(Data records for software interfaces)
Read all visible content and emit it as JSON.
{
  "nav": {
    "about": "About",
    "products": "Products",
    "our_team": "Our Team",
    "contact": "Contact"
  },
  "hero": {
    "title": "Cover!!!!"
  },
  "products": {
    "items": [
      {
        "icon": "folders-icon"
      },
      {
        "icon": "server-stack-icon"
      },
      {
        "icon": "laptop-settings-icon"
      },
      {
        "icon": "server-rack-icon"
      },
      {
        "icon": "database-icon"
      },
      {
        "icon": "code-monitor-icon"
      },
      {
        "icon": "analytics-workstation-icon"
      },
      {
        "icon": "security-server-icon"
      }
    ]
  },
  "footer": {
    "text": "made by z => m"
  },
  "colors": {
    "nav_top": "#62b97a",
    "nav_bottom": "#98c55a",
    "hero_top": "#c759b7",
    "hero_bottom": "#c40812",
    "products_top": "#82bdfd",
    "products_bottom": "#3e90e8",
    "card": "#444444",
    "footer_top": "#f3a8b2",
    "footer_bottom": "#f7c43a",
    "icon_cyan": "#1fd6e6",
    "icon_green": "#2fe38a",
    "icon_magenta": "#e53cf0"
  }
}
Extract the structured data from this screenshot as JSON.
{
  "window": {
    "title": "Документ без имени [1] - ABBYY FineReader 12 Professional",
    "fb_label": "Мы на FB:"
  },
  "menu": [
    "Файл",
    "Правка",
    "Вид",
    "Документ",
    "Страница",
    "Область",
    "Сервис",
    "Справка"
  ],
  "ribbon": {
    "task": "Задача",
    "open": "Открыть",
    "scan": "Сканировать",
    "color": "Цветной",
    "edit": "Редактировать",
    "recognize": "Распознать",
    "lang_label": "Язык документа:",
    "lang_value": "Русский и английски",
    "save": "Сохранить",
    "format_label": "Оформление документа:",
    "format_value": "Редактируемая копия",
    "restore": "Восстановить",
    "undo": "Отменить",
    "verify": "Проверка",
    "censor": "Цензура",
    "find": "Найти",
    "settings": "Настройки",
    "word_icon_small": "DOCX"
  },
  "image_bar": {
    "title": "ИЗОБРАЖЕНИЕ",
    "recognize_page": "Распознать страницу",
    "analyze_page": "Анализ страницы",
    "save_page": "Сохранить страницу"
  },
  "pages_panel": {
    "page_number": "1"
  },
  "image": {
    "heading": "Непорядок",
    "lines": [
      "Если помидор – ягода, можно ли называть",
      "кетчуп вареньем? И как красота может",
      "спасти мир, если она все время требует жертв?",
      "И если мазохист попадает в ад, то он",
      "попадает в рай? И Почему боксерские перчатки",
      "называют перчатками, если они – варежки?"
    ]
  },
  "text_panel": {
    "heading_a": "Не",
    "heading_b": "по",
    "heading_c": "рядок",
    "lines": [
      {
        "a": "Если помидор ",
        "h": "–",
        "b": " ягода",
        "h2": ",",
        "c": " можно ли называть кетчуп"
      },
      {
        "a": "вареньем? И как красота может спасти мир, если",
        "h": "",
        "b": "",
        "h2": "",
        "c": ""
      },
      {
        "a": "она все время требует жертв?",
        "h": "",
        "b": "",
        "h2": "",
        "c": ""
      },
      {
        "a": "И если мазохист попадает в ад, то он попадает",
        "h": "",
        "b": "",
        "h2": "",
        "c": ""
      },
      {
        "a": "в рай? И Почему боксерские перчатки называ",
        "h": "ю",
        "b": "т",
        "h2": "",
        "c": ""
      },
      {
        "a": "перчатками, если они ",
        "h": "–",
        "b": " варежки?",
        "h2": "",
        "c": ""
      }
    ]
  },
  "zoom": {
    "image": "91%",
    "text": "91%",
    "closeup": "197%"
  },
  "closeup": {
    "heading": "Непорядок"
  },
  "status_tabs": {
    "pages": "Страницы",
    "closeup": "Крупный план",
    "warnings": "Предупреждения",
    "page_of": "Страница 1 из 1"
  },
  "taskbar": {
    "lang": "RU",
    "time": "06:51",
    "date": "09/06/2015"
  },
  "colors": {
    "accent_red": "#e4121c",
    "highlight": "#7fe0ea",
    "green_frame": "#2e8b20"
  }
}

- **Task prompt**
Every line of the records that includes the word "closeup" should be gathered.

- **Exercise solution**
    "closeup": "197%"
  "closeup": {
    "closeup": "Крупный план",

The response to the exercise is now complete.